I say this not to arouse you, but to make a point of the sheer humiliation that the design of your airport brings someone trying to make a tight connecting flight in a hurry. You turn us into amateur athletes, refugees, and very desperate people.
Delirious, from having just been asleep 10 minutes prior, then having to break into a sweaty run. I decide to take the tram. I mean, obviously, this tram you have must hit all terminals, otherwise, it’s pretty useless right? Because other airports make trams that go to all terminals, especially when they are so far apart.
Aah, yet another piece of your design mastery… the tram, which is effectively unmarked, only seems to exist in Terminal A. I managed to take it back and forth and back and forth across the same terminal before realizing I wasn’t going further than Terminal A.
So, again, I get off, go down the escalator, and I run for it.
Your signage for finding Terminals B&C is confusing. You have a sign that points to the “terminals” but that is the baggage terminal. I had to ask a custodian where terminals B&C were
only to learn they were down several sets of escalators and more corridors.
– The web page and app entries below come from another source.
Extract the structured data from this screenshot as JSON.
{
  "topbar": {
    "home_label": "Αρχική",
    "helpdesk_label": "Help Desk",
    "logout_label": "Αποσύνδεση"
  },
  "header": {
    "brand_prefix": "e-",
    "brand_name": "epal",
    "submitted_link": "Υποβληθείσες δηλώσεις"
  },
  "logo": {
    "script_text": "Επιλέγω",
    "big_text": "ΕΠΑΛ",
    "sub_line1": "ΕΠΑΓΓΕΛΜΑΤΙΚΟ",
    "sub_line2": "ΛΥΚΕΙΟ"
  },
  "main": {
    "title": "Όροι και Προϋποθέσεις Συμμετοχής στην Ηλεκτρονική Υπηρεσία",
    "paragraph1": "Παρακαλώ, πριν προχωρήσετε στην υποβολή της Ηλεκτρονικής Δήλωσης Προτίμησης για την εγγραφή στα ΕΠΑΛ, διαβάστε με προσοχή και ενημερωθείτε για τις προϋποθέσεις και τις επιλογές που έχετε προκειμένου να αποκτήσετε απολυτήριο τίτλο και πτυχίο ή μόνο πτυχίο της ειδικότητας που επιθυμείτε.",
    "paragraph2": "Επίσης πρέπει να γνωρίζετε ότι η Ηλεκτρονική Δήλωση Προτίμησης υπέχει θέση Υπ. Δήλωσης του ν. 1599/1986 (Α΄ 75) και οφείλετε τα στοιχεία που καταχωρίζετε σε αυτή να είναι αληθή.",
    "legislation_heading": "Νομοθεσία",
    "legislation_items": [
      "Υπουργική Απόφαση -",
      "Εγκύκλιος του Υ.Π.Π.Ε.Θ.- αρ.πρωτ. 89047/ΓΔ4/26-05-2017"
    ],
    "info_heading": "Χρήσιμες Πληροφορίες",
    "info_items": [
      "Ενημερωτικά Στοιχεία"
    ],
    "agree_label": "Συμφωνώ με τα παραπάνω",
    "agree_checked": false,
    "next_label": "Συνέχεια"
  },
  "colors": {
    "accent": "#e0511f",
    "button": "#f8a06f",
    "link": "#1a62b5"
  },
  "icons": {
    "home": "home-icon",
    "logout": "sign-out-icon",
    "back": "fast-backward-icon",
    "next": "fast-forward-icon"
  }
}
And then there was more mockery. There is the wannabe Bill Viola light tunnel thing (which a people mover goes through) that plays “oohs and aahs” as the lights change over the metal tunnel. Is this supposed to be comforting? Am I supposed to enjoy this in my sickly run against time?
Of course, this flight to Cincinatti is at the end of another mile long terminal, down the very last escalator. And when I get there, panting and out of breath, more of your minions give me attitude for being out of breath and frantic about getting on the plane like there was something wrong with me for having run for a flight.
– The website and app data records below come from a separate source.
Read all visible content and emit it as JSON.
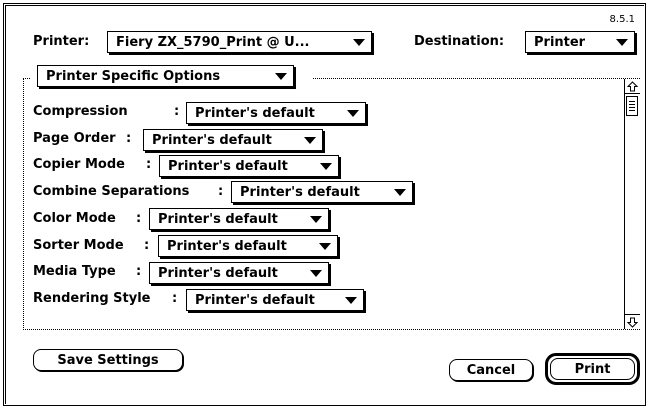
{
  "version": "8.5.1",
  "printer": {
    "label": "Printer:",
    "value": "Fiery ZX_5790_Print @ U..."
  },
  "destination": {
    "label": "Destination:",
    "value": "Printer"
  },
  "options_menu": {
    "value": "Printer Specific Options"
  },
  "options": [
    {
      "label": "Compression",
      "separator": ":",
      "value": "Printer's default"
    },
    {
      "label": "Page Order",
      "separator": ":",
      "value": "Printer's default"
    },
    {
      "label": "Copier Mode",
      "separator": ":",
      "value": "Printer's default"
    },
    {
      "label": "Combine Separations",
      "separator": ":",
      "value": "Printer's default"
    },
    {
      "label": "Color Mode",
      "separator": ":",
      "value": "Printer's default"
    },
    {
      "label": "Sorter Mode",
      "separator": ":",
      "value": "Printer's default"
    },
    {
      "label": "Media Type",
      "separator": ":",
      "value": "Printer's default"
    },
    {
      "label": "Rendering Style",
      "separator": ":",
      "value": "Printer's default"
    }
  ],
  "buttons": {
    "save_settings": "Save Settings",
    "cancel": "Cancel",
    "print": "Print"
  },
  "icons": {
    "scroll_up": "arrow-up-icon",
    "scroll_down": "arrow-down-icon",
    "popup_arrow": "triangle-down-icon"
  }
}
I get on. I smell. I’m wet from my hair down with sweat. The cold Detroit air hits me, as does the petri dish temperature of the plane.
It’s a formula for a cold. This cold I have now.
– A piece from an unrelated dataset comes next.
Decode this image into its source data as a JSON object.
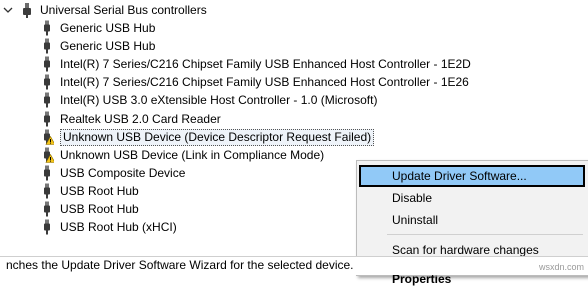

I at least found kinship in the guy sitting next to me. I had spotted him with flailing arms, speeding through the airport too, having missed the same flight. On the shorter flight to Cincinatti, I was very uncomfortable. You see, all the running made my t-shirt wet and cold. We were able to bond in our misery and the lies we had been told that we had a fighting chance to catch it.
On my two hour layover in Cincinatti, I ate tremendously overpriced black bean roll-ups (oh god, I don’t know what they are, but they were gross). For some reason the screens at the gate play CNN and they keep playing the above clip of the woman in Hong Kong who missed her flight. I feel her. I really feel her.
I slept on the way to Los Angeles. Feeling sick, stomach nauseous, and very achy. The flight hit some big turbulence because of the weather. I sat next to the same guy who was on the Cincinatti flight and we kept commiserating about how sick this was making us, watching the monitors and anxiously willing the flight to land already.
Here I am. Home. Sick. Unproductive with a lot of things I want to do but can’t.
So how can you repay me for my troubles oh architect who built lame airport? Well, to start, you can add the features like a pedicab inside the airport to help transport folks who need to get from one gate to another in a pinch. I didn’t see any of these when I ran through and wonder how seniors or disabled are expected to make connecting flights that I couldn’t. You can ask your airline minions to be realistic about missed connecting flights instead of telling people to run for it, when it’s not a realistic option. And finally, you can send me a wet nurse to take care of me in my final hours.
Yours in sickness and frustration,
Category: uck you